If you have a product, a service, a lifestyle or even a concept that you want other people to buy (or buy into), influencing them can soon become an obsession. How do you demonstrate the value of your gadget? How do you convince the customer that your range is the ‘must have’ this season? How do you nudge people to make the right choice, or do the right thing?
As an Operational Excellence Coach these are questions that I am profoundly interested in and exercise my thinking every day as I try to influence people’s behaviour and thinking in reducing waste and improving the way we do things. But I am not alone. In fact I would argue that every manager, sales person, marketing executive or entrepreneur spends much of their energy and time thinking about how to influence others, be they customers, clients, members of their staff, fellow managers, regulatory bodies, politicians or members of the public.
So how do you do it? There are no easy answers of course but the key is to recognise that people are social creatures and that the decisions we make are made within this context. This means that whilst our product might be the highest quality or have the most features, or that our concept is the cleverest or have the most robust research behind it, our potential customer will not buy into it if it does not fulfil some basic social need. William Glasser, an American psychiatrist back in the 60s developed ‘Choice Theory’ which basically stated that people’s choices are motivated by a desire to increase pleasure and reduce pain – no surprise there then – but importantly he stressed that pleasure could only be derived from social needs being fulfilled such as through love and enjoying a sense of belonging.
The importance of tribes
What this means for those of us in the influencing game is that simply focusing on the features of our product or concept or even the quality of the materials is not enough. Seth Godin talks about the importance of tribes and this is a good way to practically apply this theory. A good example is the rise of the Punkt Dumb Phone, a gadget without internet connectivity, with no Facebook or Twitter apps, no torch, no calculator in fact no apps at all, all it does is allow you to make and take phone calls and send text messages. At £220 it may be less expensive than the top end smart phones but it’s not exactly cheap so what is the attraction?
Firstly it speaks to a practical problem, that of feeling overwhelmed by technology but the really big breakthrough was when socially highly significant people started to be seen with them. In fact if you visit the Punkt website the home page proudly states that “Eddie Redmayne reveals he is a big fan..”. What this product is really saying is “come on over here with us, with the cool people who want to unplug, to get the most out of life”. Maybe there is also an ironic twist which suggests that this phone is for people who don’t want to try too hard to be connected or to impress with the latest tech whilst at the same time making yourself interesting and slightly dangerous by seemingly rejecting the current orthodoxy.
A sense of belonging
So the Punkt phone is a case study in appealing to a sense of belonging that sits neatly with Glasser’s choice theory but a further factor has to be recognised, the use of stories and discourse as a way of creating a new way of seeing the world. Go back a couple of years and the sight of your Dad clinging onto his dumb phone would have raised a condescending smile but now he’s on-trend so how did this happen? The answer is that through people talking about the issue of feeling bombarded by over connectivity and by perpetuating a narrative about experiencing the present a new way of talking starts to gain traction. And through stories about famous and successful people adopting it the way we see and construct our reality changes so what was charmingly old fashioned before becomes cool and a statement against the danger of losing our humanity.

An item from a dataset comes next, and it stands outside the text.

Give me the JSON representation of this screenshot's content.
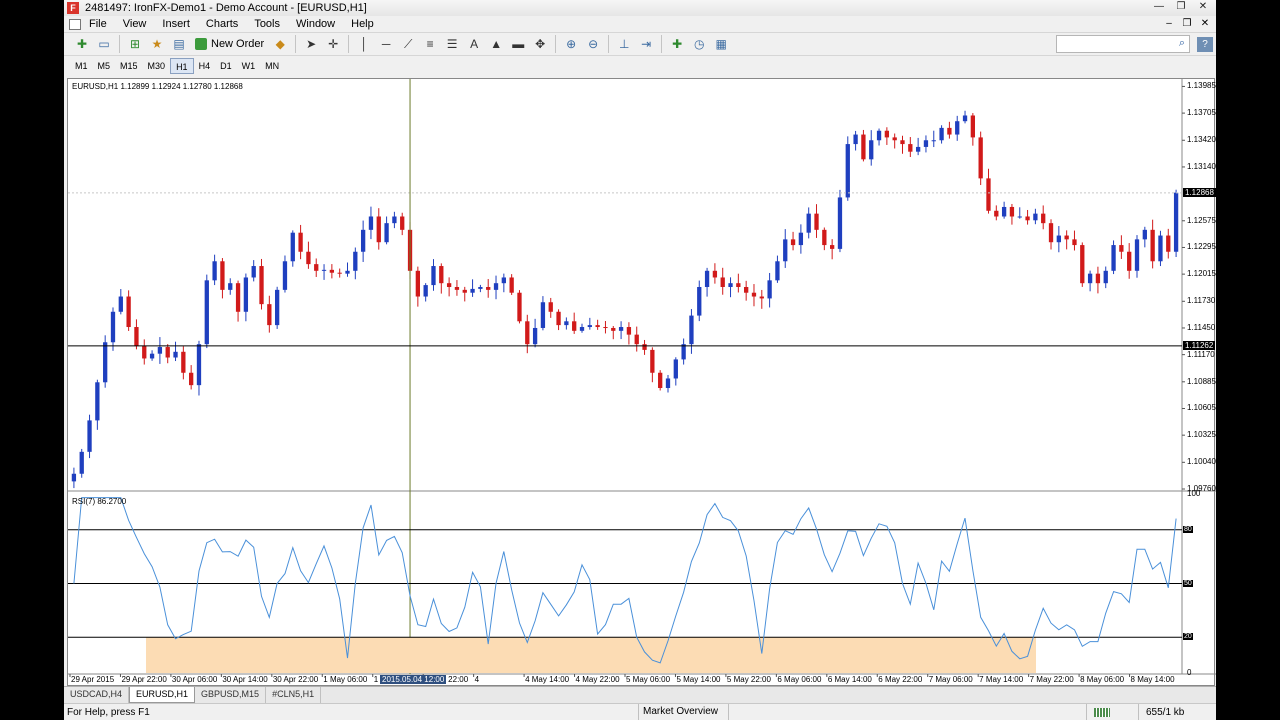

Where all of this gets us is that in order for us to influence people, whether that be to eliminate wasteful behaviour, to get someone to invest in our idea or simply to buy our product or service it’s important to identify the social need, it could be a sense of belonging, a need to be respected, a desire to be admired or liked.
Even more important however is how you generate the story, how you get people repeating the phrases, telling the narrative and seeing the world in a different way.